▼▼▼

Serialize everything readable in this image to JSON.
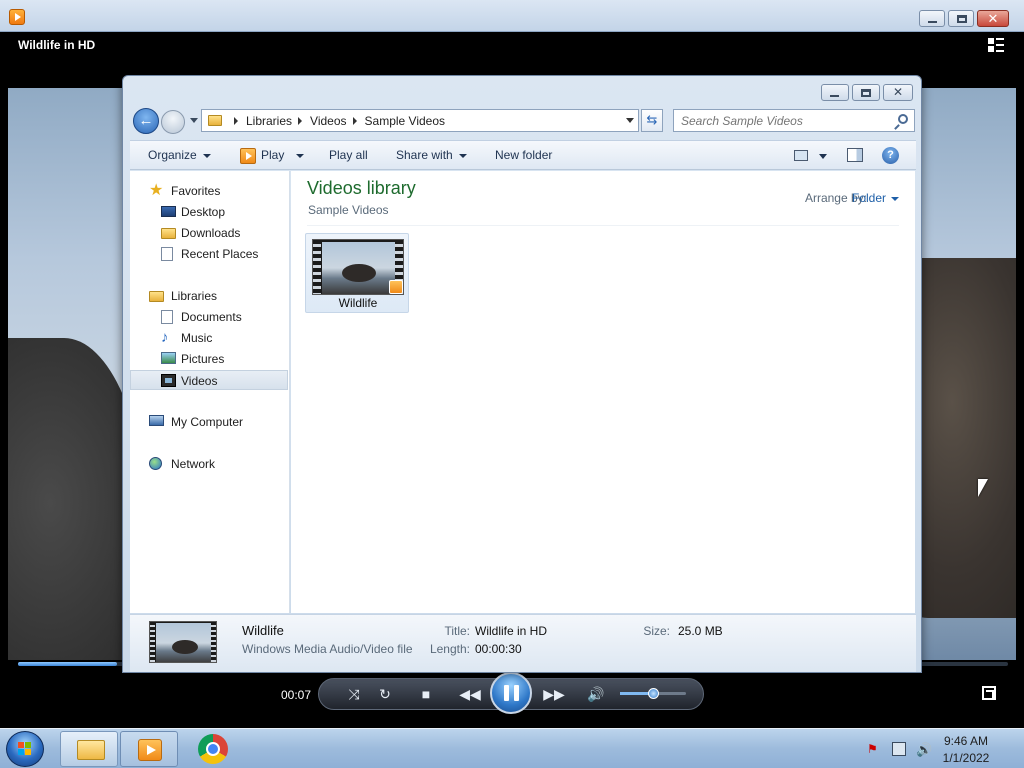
{
  "wmp": {
    "title": "Wildlife in HD",
    "time": "00:07",
    "progress_fraction": 0.1,
    "volume_fraction": 0.5
  },
  "explorer": {
    "breadcrumb": [
      "Libraries",
      "Videos",
      "Sample Videos"
    ],
    "search_placeholder": "Search Sample Videos",
    "toolbar": {
      "organize": "Organize",
      "play": "Play",
      "play_all": "Play all",
      "share_with": "Share with",
      "new_folder": "New folder"
    },
    "nav": {
      "favorites": "Favorites",
      "desktop": "Desktop",
      "downloads": "Downloads",
      "recent_places": "Recent Places",
      "libraries": "Libraries",
      "documents": "Documents",
      "music": "Music",
      "pictures": "Pictures",
      "videos": "Videos",
      "my_computer": "My Computer",
      "network": "Network"
    },
    "content": {
      "title": "Videos library",
      "subtitle": "Sample Videos",
      "arrange_label": "Arrange by:",
      "arrange_value": "Folder",
      "files": [
        {
          "name": "Wildlife"
        }
      ]
    },
    "details": {
      "name": "Wildlife",
      "type": "Windows Media Audio/Video file",
      "title_label": "Title:",
      "title_value": "Wildlife in HD",
      "length_label": "Length:",
      "length_value": "00:00:30",
      "size_label": "Size:",
      "size_value": "25.0 MB"
    }
  },
  "taskbar": {
    "clock_time": "9:46 AM",
    "clock_date": "1/1/2022"
  }
}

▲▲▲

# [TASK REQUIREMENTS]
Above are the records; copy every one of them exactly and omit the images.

# [SOLUTION]
Serialize everything readable in this image to JSON.
{
  "wmp": {
    "title": "Wildlife in HD",
    "time": "00:07",
    "progress_fraction": 0.1,
    "volume_fraction": 0.5
  },
  "explorer": {
    "breadcrumb": [
      "Libraries",
      "Videos",
      "Sample Videos"
    ],
    "search_placeholder": "Search Sample Videos",
    "toolbar": {
      "organize": "Organize",
      "play": "Play",
      "play_all": "Play all",
      "share_with": "Share with",
      "new_folder": "New folder"
    },
    "nav": {
      "favorites": "Favorites",
      "desktop": "Desktop",
      "downloads": "Downloads",
      "recent_places": "Recent Places",
      "libraries": "Libraries",
      "documents": "Documents",
      "music": "Music",
      "pictures": "Pictures",
      "videos": "Videos",
      "my_computer": "My Computer",
      "network": "Network"
    },
    "content": {
      "title": "Videos library",
      "subtitle": "Sample Videos",
      "arrange_label": "Arrange by:",
      "arrange_value": "Folder",
      "files": [
        {
          "name": "Wildlife"
        }
      ]
    },
    "details": {
      "name": "Wildlife",
      "type": "Windows Media Audio/Video file",
      "title_label": "Title:",
      "title_value": "Wildlife in HD",
      "length_label": "Length:",
      "length_value": "00:00:30",
      "size_label": "Size:",
      "size_value": "25.0 MB"
    }
  },
  "taskbar": {
    "clock_time": "9:46 AM",
    "clock_date": "1/1/2022"
  }
}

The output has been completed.